One of the very first posts I made on this blog was the news that Warner Brothers was looking at making a sequel to the 1988 Tim Burton film Beetlejuice. At the time I noted that although I had seen Beetlejuice, I was relatively young at the time, and probably not paying great attention, and so it had mostly faded from my memory. I resolved to correct this, and while it took me a year to do so, I can finally cross Beetlejuice back off of my “need to see” list.
As regular readers are probably aware, I’m not a huge fan of Tim Burton’s work as a whole, though a lot of that has to do with his tendency to put the same gothic styling on absolutely everything, regardless of whether it fits. In the case of Beetlejuice however, I knew going in that it was a film where the topic fit Burton’s style; it being one of his early works might have helped my decision as well, though the main thing was simply the knowledge that this is a well-loved 80s comedy.
Going strictly by my reviews, Geena Davis may be the queen of pulp science fiction comedy.
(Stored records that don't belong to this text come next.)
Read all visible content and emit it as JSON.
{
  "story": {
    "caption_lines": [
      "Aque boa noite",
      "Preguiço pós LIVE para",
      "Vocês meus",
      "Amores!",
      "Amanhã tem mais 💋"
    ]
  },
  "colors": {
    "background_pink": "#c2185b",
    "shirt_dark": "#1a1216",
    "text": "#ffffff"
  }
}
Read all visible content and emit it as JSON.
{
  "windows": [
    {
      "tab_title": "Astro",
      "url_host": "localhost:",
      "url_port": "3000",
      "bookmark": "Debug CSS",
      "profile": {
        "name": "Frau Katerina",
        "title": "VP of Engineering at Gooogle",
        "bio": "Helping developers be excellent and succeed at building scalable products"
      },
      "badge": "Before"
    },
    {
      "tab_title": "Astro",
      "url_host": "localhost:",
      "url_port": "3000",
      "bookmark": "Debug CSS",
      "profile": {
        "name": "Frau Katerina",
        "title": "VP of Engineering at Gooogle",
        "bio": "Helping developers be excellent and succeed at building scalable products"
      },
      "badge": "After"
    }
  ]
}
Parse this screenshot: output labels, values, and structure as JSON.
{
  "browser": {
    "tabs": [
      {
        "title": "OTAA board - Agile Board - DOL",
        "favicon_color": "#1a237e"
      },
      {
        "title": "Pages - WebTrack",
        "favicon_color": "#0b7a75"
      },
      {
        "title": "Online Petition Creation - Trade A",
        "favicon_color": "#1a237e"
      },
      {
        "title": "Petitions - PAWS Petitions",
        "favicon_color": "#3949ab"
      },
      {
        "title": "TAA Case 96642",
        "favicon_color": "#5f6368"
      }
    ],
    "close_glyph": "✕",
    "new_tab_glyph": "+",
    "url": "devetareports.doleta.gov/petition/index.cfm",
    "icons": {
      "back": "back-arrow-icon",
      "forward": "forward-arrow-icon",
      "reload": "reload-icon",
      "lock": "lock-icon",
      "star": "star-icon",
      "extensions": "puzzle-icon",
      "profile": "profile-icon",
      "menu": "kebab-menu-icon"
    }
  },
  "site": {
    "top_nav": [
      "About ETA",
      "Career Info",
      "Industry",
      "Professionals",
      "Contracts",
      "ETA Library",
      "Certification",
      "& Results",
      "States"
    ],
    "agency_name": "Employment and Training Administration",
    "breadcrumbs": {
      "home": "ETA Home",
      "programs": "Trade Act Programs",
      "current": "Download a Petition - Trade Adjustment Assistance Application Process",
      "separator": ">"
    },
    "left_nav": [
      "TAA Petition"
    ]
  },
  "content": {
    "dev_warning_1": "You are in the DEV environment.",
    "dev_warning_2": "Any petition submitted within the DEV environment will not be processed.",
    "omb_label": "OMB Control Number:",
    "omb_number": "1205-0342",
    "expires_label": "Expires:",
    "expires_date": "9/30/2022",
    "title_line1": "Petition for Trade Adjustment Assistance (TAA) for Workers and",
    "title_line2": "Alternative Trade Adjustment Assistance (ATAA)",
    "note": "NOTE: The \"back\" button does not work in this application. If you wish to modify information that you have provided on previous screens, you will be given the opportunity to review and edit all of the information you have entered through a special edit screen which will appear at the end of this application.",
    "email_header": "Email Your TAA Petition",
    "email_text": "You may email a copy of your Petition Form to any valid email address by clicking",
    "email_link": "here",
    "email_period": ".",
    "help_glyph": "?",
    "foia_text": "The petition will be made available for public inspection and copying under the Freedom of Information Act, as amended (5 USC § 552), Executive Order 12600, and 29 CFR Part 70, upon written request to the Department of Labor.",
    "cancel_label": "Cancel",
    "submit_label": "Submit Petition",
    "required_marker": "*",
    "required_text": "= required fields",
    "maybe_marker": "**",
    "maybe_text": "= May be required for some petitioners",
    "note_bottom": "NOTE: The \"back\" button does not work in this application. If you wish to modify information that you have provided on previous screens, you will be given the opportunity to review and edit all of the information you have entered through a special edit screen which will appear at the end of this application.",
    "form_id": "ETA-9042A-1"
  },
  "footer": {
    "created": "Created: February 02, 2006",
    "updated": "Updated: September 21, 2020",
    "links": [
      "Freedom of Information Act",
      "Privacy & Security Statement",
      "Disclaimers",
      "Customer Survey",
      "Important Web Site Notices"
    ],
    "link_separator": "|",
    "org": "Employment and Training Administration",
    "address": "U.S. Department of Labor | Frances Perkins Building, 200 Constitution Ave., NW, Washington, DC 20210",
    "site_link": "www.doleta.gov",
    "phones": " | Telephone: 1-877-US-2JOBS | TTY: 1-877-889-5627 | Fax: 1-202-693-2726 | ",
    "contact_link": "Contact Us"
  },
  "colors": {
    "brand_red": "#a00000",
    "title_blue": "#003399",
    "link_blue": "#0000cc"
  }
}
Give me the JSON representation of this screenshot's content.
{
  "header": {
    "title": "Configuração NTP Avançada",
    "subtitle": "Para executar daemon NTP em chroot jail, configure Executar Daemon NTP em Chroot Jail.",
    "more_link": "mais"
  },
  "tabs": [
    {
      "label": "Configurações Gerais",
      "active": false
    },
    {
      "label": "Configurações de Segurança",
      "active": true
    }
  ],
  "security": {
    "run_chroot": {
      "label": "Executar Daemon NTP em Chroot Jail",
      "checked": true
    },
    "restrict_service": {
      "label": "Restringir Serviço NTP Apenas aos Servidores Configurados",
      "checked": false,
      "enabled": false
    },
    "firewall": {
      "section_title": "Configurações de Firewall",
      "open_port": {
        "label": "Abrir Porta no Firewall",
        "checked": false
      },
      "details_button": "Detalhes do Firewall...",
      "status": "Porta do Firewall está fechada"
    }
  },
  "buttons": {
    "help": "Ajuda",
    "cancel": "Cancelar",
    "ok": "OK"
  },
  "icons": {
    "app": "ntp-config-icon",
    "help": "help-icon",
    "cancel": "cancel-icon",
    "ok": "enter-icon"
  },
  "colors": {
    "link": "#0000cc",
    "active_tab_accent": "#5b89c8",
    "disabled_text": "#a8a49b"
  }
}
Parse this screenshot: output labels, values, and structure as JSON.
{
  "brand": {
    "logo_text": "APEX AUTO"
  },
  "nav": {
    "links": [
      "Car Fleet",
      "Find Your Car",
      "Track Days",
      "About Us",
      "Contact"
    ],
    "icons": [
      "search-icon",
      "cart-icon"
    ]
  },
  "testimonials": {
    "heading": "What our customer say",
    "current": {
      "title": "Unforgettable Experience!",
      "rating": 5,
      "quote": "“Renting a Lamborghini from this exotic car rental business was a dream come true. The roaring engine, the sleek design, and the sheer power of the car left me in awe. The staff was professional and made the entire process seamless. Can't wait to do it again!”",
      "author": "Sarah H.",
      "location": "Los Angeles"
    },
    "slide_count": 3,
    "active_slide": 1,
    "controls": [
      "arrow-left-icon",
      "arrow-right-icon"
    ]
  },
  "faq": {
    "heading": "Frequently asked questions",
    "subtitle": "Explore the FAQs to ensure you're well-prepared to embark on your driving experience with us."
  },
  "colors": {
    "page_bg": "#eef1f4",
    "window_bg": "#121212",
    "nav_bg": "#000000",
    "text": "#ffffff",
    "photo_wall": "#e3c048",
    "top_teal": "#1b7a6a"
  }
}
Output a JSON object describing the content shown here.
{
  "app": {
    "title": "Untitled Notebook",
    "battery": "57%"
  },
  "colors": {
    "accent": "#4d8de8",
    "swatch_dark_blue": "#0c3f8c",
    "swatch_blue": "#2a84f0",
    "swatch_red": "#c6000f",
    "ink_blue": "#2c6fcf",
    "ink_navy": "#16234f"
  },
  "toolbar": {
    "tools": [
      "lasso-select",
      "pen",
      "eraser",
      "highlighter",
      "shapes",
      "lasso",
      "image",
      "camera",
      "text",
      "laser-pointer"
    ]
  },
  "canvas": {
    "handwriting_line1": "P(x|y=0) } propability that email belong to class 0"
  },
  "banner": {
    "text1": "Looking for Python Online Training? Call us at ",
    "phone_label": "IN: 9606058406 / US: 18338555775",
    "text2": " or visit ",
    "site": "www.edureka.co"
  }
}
Geena Davis and Alec Baldwin play Barbara and Adam Maitland, a young couple living in a large house in a small town. They’ve just started their stay-at-home vacation, and have only a few cares in the world. They want a child but have not yet been successful, and a shirttail relation (Annie McEnroe) keeps trying to sell their house, despite them not being interested in moving. Jane insists that it’s too big for a childless couple.
Entire movies have been built around characters like this. Often they, too, have elements of horror.
The Maitlands’ lives abruptly take a turn for the worse, however, when they end. Dying in a car accident, they find themselves back at their home, unable to leave the premises. They gradually come to terms with the realization that they’re ghosts. Davis and Baldwin work great together, coming across as a loving couple both before and after death, and their bewilderment and frustration at their situation is readily apparent. The cause of their frustration is the new residents of the house — the Deetz family. There’s father Charles (Jeffrey Jones), a yuppie who initially seems like he likes the house the way it is, but eventually shows he’s willing to remodel the whole town to suit himself. There’s depressed Goth daughter Lydia (Winona Ryder), who unlike most mortals is able to see the ghosts. And then there’s step-mother Delia (Catherine O’Hara). Delia’s the Deetz who’s a ditz, a self-proclaimed “artist” who wants to remodel the entire house; together with her interior decorator Otho (Glenn Shadix) she sets about destroying the tasteful decor the Maitlands put in. The Maitlands realize that if they’re to stay in their house, the Deetzes have to go. Against the advice of their case worker (Sylvia Sydney in a small but amusing role), they call in the services of a “bio-exorcist” — a ghost named Betelgeuse, played by Michael Keaton.
Just how do you hire someone as a ghost? What do they get paid with?
As the title character, Keaton is the most over-the-top in his comedy. In fact, as most of the humor in the rest of the movie is a bit subdued, he almost seems a little out of place with his lecherous remarks and hamming it up. But he’s a fun character to watch. It’s also fun to watch the elder Deetzes as they establish themselves as people who deserve a little shaking up, and the Maitlands doing their best to do that shaking. The “Day-O” sequence almost seems to have a fan base of its own, I’ve heard it referenced so often, and it warrants it; it’s one of the funnier bits in the film. On a less comedic note, I liked the way the film built the relationship between Lydia and the Maitlands; it’s easy to see that they come to consider her a surrogate daughter.
Burton’s directing is top notch here. Every shot is planned well, showing exactly what the audience needs to see, and some of the scenes have some great lighting to set the mood. The special effects often don’t hold up to today’s standards, however; even so, they may be hokey in places, but they get the job done and aren’t particularly distracting. This being a comedy, it’s easier to forgive on that score.
Beetlejuice tells a good story, and has a few big laughs and a lot of smaller ones. It’s deserving of its status as a well-remembered 80s comedy. I’m not a big Tim Burton fan, so take this with a grain of salt, but of the Burton films I’ve seen, this is the best so far.